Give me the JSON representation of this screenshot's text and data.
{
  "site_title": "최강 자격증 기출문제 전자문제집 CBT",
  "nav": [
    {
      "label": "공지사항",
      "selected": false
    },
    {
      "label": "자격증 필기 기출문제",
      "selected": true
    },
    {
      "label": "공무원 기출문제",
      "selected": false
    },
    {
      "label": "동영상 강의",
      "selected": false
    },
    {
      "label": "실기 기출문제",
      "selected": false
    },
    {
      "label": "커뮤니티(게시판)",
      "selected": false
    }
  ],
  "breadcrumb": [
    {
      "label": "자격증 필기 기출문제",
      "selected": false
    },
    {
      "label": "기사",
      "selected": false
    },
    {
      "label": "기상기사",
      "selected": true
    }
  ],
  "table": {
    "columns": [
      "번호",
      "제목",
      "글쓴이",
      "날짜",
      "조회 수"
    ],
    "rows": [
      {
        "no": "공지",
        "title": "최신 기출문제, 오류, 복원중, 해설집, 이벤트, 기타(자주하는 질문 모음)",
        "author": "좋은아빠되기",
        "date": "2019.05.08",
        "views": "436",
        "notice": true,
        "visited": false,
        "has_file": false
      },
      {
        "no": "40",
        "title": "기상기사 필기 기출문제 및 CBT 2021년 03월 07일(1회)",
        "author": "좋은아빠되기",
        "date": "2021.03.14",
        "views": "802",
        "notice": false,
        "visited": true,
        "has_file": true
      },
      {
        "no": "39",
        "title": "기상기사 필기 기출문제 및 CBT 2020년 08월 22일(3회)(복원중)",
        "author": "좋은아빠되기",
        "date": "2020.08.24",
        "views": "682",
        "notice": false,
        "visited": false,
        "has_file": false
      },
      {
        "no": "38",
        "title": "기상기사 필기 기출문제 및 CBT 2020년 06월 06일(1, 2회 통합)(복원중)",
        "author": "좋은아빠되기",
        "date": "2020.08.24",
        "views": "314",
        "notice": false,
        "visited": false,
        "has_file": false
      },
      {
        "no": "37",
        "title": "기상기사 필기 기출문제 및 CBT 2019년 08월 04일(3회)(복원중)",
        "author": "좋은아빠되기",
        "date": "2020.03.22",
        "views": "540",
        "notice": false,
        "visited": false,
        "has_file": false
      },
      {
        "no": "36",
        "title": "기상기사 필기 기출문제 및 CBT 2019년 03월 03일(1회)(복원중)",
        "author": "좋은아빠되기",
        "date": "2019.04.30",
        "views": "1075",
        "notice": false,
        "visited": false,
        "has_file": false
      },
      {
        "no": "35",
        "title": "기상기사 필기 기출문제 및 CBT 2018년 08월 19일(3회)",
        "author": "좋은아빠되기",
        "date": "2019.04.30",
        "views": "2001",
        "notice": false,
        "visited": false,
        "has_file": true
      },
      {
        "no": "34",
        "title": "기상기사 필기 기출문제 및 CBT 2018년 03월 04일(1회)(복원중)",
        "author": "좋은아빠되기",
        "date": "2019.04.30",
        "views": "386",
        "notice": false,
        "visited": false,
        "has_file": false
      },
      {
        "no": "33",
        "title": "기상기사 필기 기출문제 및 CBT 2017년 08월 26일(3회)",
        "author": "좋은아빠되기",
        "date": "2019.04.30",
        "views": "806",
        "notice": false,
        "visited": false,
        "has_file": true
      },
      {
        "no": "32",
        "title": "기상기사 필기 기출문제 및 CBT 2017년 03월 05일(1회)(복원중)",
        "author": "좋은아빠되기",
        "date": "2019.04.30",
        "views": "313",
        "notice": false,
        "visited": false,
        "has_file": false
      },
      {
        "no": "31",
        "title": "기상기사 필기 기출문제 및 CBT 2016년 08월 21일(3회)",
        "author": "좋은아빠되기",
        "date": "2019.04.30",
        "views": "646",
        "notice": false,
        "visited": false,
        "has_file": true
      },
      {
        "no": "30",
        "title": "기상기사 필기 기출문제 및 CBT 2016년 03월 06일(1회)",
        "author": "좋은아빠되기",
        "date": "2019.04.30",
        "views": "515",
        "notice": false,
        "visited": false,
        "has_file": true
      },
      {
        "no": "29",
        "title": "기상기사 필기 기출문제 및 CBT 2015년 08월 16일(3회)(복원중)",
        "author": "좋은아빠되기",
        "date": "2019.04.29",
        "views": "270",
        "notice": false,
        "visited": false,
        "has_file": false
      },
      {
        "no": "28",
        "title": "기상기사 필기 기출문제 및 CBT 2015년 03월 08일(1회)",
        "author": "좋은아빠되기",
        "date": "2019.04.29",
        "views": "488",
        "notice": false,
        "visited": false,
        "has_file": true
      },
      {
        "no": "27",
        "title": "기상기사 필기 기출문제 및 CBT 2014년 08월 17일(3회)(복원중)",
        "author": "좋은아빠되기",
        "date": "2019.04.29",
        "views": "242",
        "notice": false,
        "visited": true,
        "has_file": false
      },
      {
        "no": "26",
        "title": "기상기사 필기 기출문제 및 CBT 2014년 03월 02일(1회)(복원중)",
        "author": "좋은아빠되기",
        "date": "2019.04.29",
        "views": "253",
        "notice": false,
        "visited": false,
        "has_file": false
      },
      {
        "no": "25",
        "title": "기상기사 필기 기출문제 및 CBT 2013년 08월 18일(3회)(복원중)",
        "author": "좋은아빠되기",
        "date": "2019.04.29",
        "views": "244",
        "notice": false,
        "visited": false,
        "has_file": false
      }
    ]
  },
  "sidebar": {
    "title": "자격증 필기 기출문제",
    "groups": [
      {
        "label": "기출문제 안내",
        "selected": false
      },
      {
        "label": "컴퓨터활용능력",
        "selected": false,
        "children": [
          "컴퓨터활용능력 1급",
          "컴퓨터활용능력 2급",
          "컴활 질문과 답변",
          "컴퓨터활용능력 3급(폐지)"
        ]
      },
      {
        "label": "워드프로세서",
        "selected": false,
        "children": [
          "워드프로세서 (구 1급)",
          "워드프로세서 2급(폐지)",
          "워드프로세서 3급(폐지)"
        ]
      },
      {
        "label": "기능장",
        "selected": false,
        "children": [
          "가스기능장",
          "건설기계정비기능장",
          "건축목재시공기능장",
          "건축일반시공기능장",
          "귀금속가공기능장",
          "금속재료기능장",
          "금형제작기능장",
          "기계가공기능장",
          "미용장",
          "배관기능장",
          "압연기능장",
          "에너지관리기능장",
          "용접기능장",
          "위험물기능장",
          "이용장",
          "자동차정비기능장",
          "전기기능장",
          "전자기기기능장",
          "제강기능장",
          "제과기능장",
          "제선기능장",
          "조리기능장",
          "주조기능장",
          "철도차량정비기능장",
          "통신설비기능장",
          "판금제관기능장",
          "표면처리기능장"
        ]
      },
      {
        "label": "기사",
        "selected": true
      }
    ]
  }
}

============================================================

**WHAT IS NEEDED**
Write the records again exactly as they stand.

**EXERCISE OUTPUT**
Give me the JSON representation of this screenshot's text and data.
{
  "site_title": "최강 자격증 기출문제 전자문제집 CBT",
  "nav": [
    {
      "label": "공지사항",
      "selected": false
    },
    {
      "label": "자격증 필기 기출문제",
      "selected": true
    },
    {
      "label": "공무원 기출문제",
      "selected": false
    },
    {
      "label": "동영상 강의",
      "selected": false
    },
    {
      "label": "실기 기출문제",
      "selected": false
    },
    {
      "label": "커뮤니티(게시판)",
      "selected": false
    }
  ],
  "breadcrumb": [
    {
      "label": "자격증 필기 기출문제",
      "selected": false
    },
    {
      "label": "기사",
      "selected": false
    },
    {
      "label": "기상기사",
      "selected": true
    }
  ],
  "table": {
    "columns": [
      "번호",
      "제목",
      "글쓴이",
      "날짜",
      "조회 수"
    ],
    "rows": [
      {
        "no": "공지",
        "title": "최신 기출문제, 오류, 복원중, 해설집, 이벤트, 기타(자주하는 질문 모음)",
        "author": "좋은아빠되기",
        "date": "2019.05.08",
        "views": "436",
        "notice": true,
        "visited": false,
        "has_file": false
      },
      {
        "no": "40",
        "title": "기상기사 필기 기출문제 및 CBT 2021년 03월 07일(1회)",
        "author": "좋은아빠되기",
        "date": "2021.03.14",
        "views": "802",
        "notice": false,
        "visited": true,
        "has_file": true
      },
      {
        "no": "39",
        "title": "기상기사 필기 기출문제 및 CBT 2020년 08월 22일(3회)(복원중)",
        "author": "좋은아빠되기",
        "date": "2020.08.24",
        "views": "682",
        "notice": false,
        "visited": false,
        "has_file": false
      },
      {
        "no": "38",
        "title": "기상기사 필기 기출문제 및 CBT 2020년 06월 06일(1, 2회 통합)(복원중)",
        "author": "좋은아빠되기",
        "date": "2020.08.24",
        "views": "314",
        "notice": false,
        "visited": false,
        "has_file": false
      },
      {
        "no": "37",
        "title": "기상기사 필기 기출문제 및 CBT 2019년 08월 04일(3회)(복원중)",
        "author": "좋은아빠되기",
        "date": "2020.03.22",
        "views": "540",
        "notice": false,
        "visited": false,
        "has_file": false
      },
      {
        "no": "36",
        "title": "기상기사 필기 기출문제 및 CBT 2019년 03월 03일(1회)(복원중)",
        "author": "좋은아빠되기",
        "date": "2019.04.30",
        "views": "1075",
        "notice": false,
        "visited": false,
        "has_file": false
      },
      {
        "no": "35",
        "title": "기상기사 필기 기출문제 및 CBT 2018년 08월 19일(3회)",
        "author": "좋은아빠되기",
        "date": "2019.04.30",
        "views": "2001",
        "notice": false,
        "visited": false,
        "has_file": true
      },
      {
        "no": "34",
        "title": "기상기사 필기 기출문제 및 CBT 2018년 03월 04일(1회)(복원중)",
        "author": "좋은아빠되기",
        "date": "2019.04.30",
        "views": "386",
        "notice": false,
        "visited": false,
        "has_file": false
      },
      {
        "no": "33",
        "title": "기상기사 필기 기출문제 및 CBT 2017년 08월 26일(3회)",
        "author": "좋은아빠되기",
        "date": "2019.04.30",
        "views": "806",
        "notice": false,
        "visited": false,
        "has_file": true
      },
      {
        "no": "32",
        "title": "기상기사 필기 기출문제 및 CBT 2017년 03월 05일(1회)(복원중)",
        "author": "좋은아빠되기",
        "date": "2019.04.30",
        "views": "313",
        "notice": false,
        "visited": false,
        "has_file": false
      },
      {
        "no": "31",
        "title": "기상기사 필기 기출문제 및 CBT 2016년 08월 21일(3회)",
        "author": "좋은아빠되기",
        "date": "2019.04.30",
        "views": "646",
        "notice": false,
        "visited": false,
        "has_file": true
      },
      {
        "no": "30",
        "title": "기상기사 필기 기출문제 및 CBT 2016년 03월 06일(1회)",
        "author": "좋은아빠되기",
        "date": "2019.04.30",
        "views": "515",
        "notice": false,
        "visited": false,
        "has_file": true
      },
      {
        "no": "29",
        "title": "기상기사 필기 기출문제 및 CBT 2015년 08월 16일(3회)(복원중)",
        "author": "좋은아빠되기",
        "date": "2019.04.29",
        "views": "270",
        "notice": false,
        "visited": false,
        "has_file": false
      },
      {
        "no": "28",
        "title": "기상기사 필기 기출문제 및 CBT 2015년 03월 08일(1회)",
        "author": "좋은아빠되기",
        "date": "2019.04.29",
        "views": "488",
        "notice": false,
        "visited": false,
        "has_file": true
      },
      {
        "no": "27",
        "title": "기상기사 필기 기출문제 및 CBT 2014년 08월 17일(3회)(복원중)",
        "author": "좋은아빠되기",
        "date": "2019.04.29",
        "views": "242",
        "notice": false,
        "visited": true,
        "has_file": false
      },
      {
        "no": "26",
        "title": "기상기사 필기 기출문제 및 CBT 2014년 03월 02일(1회)(복원중)",
        "author": "좋은아빠되기",
        "date": "2019.04.29",
        "views": "253",
        "notice": false,
        "visited": false,
        "has_file": false
      },
      {
        "no": "25",
        "title": "기상기사 필기 기출문제 및 CBT 2013년 08월 18일(3회)(복원중)",
        "author": "좋은아빠되기",
        "date": "2019.04.29",
        "views": "244",
        "notice": false,
        "visited": false,
        "has_file": false
      }
    ]
  },
  "sidebar": {
    "title": "자격증 필기 기출문제",
    "groups": [
      {
        "label": "기출문제 안내",
        "selected": false
      },
      {
        "label": "컴퓨터활용능력",
        "selected": false,
        "children": [
          "컴퓨터활용능력 1급",
          "컴퓨터활용능력 2급",
          "컴활 질문과 답변",
          "컴퓨터활용능력 3급(폐지)"
        ]
      },
      {
        "label": "워드프로세서",
        "selected": false,
        "children": [
          "워드프로세서 (구 1급)",
          "워드프로세서 2급(폐지)",
          "워드프로세서 3급(폐지)"
        ]
      },
      {
        "label": "기능장",
        "selected": false,
        "children": [
          "가스기능장",
          "건설기계정비기능장",
          "건축목재시공기능장",
          "건축일반시공기능장",
          "귀금속가공기능장",
          "금속재료기능장",
          "금형제작기능장",
          "기계가공기능장",
          "미용장",
          "배관기능장",
          "압연기능장",
          "에너지관리기능장",
          "용접기능장",
          "위험물기능장",
          "이용장",
          "자동차정비기능장",
          "전기기능장",
          "전자기기기능장",
          "제강기능장",
          "제과기능장",
          "제선기능장",
          "조리기능장",
          "주조기능장",
          "철도차량정비기능장",
          "통신설비기능장",
          "판금제관기능장",
          "표면처리기능장"
        ]
      },
      {
        "label": "기사",
        "selected": true
      }
    ]
  }
}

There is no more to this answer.